**YOUR ASSIGNMENT**
Check each line of the listing below for the word "echo" and say how many lines have it. Nothing else should be written.

Segment Start: SOURCE DATA

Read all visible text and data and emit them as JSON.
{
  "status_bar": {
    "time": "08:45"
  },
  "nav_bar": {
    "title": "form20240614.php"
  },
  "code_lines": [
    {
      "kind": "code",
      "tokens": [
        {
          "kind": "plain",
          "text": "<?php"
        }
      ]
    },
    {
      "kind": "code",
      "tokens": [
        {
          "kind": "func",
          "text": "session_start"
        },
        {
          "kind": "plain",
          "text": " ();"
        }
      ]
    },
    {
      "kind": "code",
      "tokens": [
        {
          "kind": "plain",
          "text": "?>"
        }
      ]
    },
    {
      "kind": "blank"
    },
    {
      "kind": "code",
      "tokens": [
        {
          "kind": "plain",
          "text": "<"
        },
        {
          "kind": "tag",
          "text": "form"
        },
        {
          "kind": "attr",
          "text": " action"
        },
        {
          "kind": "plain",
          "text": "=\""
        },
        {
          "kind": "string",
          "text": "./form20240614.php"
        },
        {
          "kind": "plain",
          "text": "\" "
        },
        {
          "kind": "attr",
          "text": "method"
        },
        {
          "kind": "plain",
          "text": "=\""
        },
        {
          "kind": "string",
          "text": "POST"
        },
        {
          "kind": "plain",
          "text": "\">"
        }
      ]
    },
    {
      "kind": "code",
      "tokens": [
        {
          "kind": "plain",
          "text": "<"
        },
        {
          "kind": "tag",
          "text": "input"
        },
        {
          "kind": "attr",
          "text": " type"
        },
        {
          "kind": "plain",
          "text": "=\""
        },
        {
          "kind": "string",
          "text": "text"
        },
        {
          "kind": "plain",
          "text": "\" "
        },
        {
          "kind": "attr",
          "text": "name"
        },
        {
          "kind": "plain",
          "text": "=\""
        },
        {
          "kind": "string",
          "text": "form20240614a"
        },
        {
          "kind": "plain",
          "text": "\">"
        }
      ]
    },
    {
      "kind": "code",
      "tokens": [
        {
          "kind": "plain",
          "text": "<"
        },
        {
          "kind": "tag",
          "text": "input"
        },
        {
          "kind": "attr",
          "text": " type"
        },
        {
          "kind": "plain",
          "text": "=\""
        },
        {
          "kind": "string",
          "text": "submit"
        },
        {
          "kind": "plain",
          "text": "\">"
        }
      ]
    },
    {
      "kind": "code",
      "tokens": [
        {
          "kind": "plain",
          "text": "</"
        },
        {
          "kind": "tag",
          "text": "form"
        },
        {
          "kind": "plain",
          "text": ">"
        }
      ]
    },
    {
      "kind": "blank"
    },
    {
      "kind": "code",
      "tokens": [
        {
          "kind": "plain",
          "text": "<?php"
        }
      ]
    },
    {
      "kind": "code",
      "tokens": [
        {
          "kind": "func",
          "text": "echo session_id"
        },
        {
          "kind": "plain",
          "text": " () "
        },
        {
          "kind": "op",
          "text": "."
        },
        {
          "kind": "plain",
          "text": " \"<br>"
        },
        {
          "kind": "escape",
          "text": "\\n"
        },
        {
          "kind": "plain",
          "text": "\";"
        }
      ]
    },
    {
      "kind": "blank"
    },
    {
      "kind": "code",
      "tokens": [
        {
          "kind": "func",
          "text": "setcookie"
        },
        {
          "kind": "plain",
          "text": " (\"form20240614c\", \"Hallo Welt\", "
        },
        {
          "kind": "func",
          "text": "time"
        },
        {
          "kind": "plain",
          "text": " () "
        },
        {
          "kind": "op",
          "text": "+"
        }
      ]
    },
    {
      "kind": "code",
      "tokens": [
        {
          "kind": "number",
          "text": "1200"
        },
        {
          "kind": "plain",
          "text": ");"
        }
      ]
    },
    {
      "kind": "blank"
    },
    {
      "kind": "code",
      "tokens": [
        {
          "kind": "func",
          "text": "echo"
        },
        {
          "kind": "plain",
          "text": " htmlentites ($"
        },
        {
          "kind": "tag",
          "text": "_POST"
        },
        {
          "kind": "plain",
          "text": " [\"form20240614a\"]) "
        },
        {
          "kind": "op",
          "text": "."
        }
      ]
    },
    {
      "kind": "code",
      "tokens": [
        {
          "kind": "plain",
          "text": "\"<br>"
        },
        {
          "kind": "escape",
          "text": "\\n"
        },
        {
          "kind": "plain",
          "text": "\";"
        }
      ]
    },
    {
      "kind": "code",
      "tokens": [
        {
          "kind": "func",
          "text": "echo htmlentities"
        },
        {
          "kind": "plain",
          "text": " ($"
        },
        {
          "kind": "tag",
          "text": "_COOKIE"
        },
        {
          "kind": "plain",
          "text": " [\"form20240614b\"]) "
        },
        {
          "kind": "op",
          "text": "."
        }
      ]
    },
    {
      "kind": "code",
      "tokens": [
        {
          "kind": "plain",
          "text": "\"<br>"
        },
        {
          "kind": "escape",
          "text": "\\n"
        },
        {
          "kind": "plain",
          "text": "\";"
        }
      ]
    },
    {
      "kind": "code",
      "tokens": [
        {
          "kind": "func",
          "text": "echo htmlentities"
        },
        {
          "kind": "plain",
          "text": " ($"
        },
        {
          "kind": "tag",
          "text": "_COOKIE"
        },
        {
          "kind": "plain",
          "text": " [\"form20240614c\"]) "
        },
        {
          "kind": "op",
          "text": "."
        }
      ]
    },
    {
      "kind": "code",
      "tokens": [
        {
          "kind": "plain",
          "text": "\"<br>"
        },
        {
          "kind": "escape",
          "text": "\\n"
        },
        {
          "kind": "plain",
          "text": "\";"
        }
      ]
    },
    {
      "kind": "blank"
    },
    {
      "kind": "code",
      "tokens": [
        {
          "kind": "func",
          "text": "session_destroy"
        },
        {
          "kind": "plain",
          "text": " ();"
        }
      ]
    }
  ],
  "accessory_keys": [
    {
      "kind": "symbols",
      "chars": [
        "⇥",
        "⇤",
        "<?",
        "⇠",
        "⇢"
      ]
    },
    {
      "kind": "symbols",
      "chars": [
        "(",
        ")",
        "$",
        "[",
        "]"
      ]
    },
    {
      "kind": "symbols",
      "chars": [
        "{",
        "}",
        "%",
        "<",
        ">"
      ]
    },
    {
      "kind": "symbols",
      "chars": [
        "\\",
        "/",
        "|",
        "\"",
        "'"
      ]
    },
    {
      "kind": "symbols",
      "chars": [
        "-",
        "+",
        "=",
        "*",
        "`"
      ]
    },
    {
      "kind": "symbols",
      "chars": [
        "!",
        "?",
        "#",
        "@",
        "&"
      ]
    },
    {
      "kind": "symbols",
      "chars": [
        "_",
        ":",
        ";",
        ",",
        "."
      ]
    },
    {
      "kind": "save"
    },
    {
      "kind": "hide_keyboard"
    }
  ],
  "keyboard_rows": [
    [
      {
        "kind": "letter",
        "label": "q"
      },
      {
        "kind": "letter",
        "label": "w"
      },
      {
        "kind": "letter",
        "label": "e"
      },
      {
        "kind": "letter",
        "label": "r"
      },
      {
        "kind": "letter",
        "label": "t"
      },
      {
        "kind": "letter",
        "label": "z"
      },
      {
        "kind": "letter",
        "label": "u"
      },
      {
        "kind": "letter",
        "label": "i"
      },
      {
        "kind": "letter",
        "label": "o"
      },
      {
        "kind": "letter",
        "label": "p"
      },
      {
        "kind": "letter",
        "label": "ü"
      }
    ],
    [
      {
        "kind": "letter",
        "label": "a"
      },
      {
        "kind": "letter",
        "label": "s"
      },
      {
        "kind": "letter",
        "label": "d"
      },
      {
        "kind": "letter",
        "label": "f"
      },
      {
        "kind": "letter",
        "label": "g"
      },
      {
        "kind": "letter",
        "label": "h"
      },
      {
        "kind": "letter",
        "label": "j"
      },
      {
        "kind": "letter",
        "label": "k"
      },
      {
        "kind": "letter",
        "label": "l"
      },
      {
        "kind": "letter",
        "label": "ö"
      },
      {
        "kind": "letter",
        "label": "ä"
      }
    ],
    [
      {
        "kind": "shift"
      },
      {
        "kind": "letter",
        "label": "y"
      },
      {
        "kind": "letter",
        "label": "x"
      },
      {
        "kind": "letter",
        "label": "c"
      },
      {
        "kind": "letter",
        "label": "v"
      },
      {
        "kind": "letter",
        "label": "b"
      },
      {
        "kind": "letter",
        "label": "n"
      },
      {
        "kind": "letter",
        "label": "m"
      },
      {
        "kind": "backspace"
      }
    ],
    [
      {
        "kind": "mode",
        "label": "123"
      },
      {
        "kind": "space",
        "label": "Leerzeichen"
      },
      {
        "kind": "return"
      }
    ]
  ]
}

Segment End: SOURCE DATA

**ANSWER AREA**
4